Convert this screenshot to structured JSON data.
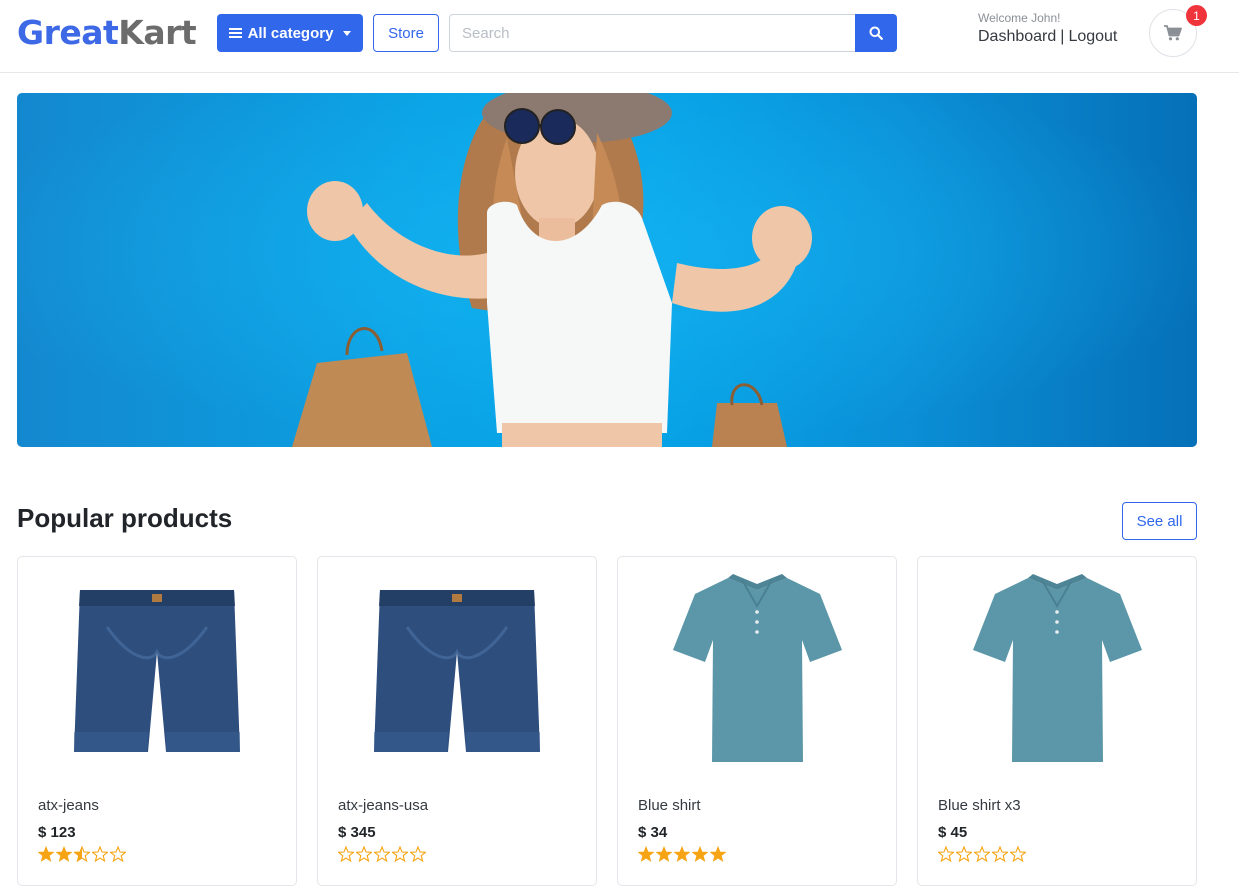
{
  "header": {
    "logo_part1": "Great",
    "logo_part2": "Kart",
    "category_button": "All category",
    "store_button": "Store",
    "search_placeholder": "Search",
    "welcome_text": "Welcome John!",
    "dashboard_link": "Dashboard",
    "separator": "|",
    "logout_link": "Logout",
    "cart_count": "1"
  },
  "section": {
    "title": "Popular products",
    "see_all": "See all"
  },
  "products": [
    {
      "name": "atx-jeans",
      "price": "$ 123",
      "rating": 2.5,
      "image": "jeans-shorts"
    },
    {
      "name": "atx-jeans-usa",
      "price": "$ 345",
      "rating": 0,
      "image": "jeans-shorts"
    },
    {
      "name": "Blue shirt",
      "price": "$ 34",
      "rating": 5,
      "image": "polo-shirt"
    },
    {
      "name": "Blue shirt x3",
      "price": "$ 45",
      "rating": 0,
      "image": "polo-shirt"
    }
  ],
  "colors": {
    "brand_blue": "#3167eb",
    "logo_gray": "#6c6c6c",
    "star": "#f6a414",
    "badge_red": "#f0343c",
    "banner_blue": "#06a6ea"
  }
}
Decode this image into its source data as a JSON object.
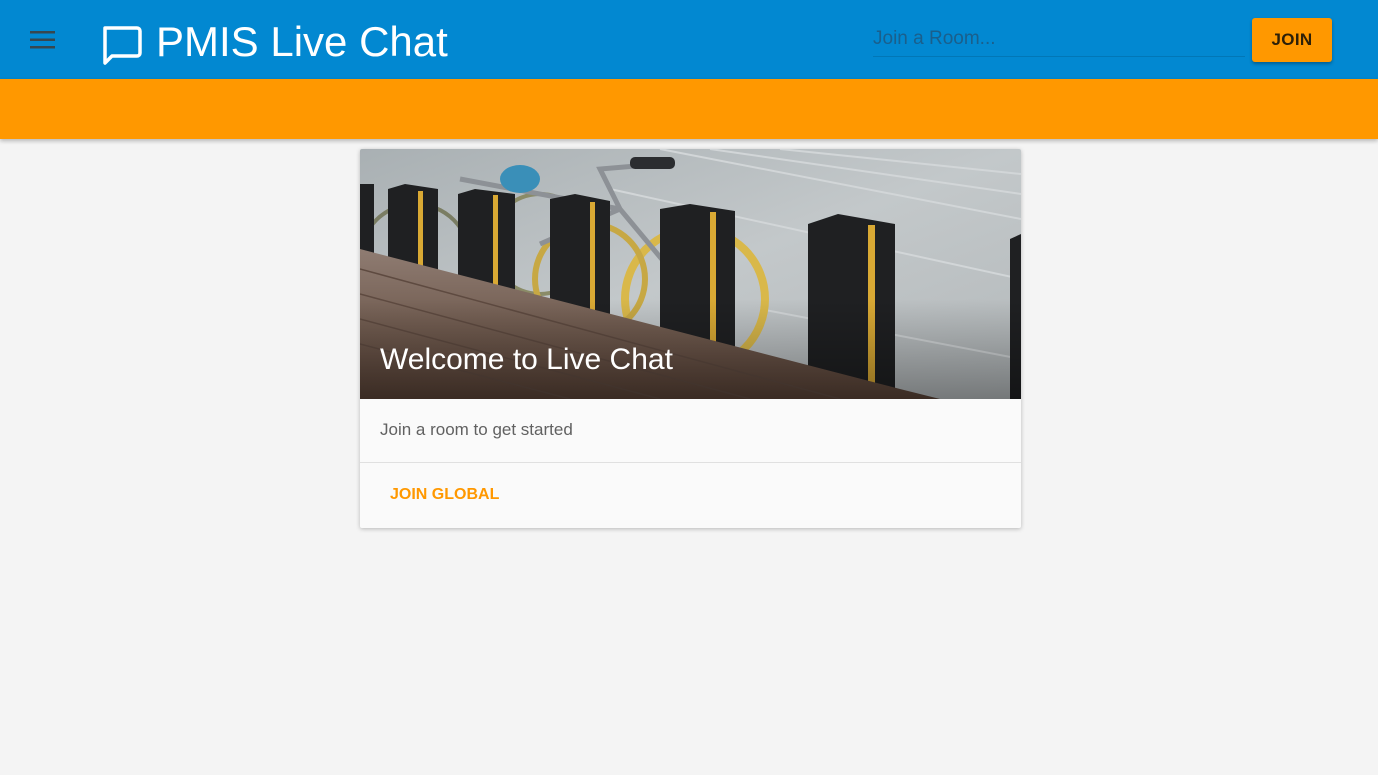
{
  "app": {
    "title": "PMIS Live Chat",
    "menu_icon": "menu-icon",
    "logo_icon": "chat-bubble-icon"
  },
  "search": {
    "placeholder": "Join a Room...",
    "value": ""
  },
  "toolbar": {
    "join_label": "JOIN"
  },
  "card": {
    "title": "Welcome to Live Chat",
    "text": "Join a room to get started",
    "action_label": "JOIN GLOBAL",
    "image_icon": "bicycle-rack-photo"
  },
  "colors": {
    "primary": "#0288d1",
    "accent": "#ff9800",
    "background": "#f4f4f4",
    "card": "#fafafa"
  }
}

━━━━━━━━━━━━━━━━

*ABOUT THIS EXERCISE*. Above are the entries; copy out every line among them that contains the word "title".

*EXPECTED ANSWER*.
    "title": "Popular products",
    "title": "PMIS Live Chat",
    "title": "Welcome to Live Chat",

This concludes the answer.